TASK OBJECTIVE = Every record shown below should be duplicated exactly.

(DATA TO PROCESS)

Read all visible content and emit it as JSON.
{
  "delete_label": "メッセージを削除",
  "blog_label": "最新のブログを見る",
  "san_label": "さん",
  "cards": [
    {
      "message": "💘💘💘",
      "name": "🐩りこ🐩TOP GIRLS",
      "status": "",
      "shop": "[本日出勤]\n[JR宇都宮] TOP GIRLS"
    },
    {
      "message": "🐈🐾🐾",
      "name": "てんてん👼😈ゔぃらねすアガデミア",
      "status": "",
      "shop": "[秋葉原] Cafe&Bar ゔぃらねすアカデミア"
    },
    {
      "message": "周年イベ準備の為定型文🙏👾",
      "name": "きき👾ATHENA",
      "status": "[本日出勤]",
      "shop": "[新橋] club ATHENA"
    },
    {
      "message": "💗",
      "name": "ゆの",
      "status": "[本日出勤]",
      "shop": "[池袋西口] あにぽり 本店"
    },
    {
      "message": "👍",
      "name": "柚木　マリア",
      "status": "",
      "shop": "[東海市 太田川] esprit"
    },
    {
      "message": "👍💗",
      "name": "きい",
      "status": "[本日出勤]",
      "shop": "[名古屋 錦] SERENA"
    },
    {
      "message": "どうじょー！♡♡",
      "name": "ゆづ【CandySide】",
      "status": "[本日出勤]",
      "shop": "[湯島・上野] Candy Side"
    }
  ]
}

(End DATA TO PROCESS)

EXPECTED OUTPUT =
Read all visible content and emit it as JSON.
{
  "delete_label": "メッセージを削除",
  "blog_label": "最新のブログを見る",
  "san_label": "さん",
  "cards": [
    {
      "message": "💘💘💘",
      "name": "🐩りこ🐩TOP GIRLS",
      "status": "",
      "shop": "[本日出勤]\n[JR宇都宮] TOP GIRLS"
    },
    {
      "message": "🐈🐾🐾",
      "name": "てんてん👼😈ゔぃらねすアガデミア",
      "status": "",
      "shop": "[秋葉原] Cafe&Bar ゔぃらねすアカデミア"
    },
    {
      "message": "周年イベ準備の為定型文🙏👾",
      "name": "きき👾ATHENA",
      "status": "[本日出勤]",
      "shop": "[新橋] club ATHENA"
    },
    {
      "message": "💗",
      "name": "ゆの",
      "status": "[本日出勤]",
      "shop": "[池袋西口] あにぽり 本店"
    },
    {
      "message": "👍",
      "name": "柚木　マリア",
      "status": "",
      "shop": "[東海市 太田川] esprit"
    },
    {
      "message": "👍💗",
      "name": "きい",
      "status": "[本日出勤]",
      "shop": "[名古屋 錦] SERENA"
    },
    {
      "message": "どうじょー！♡♡",
      "name": "ゆづ【CandySide】",
      "status": "[本日出勤]",
      "shop": "[湯島・上野] Candy Side"
    }
  ]
}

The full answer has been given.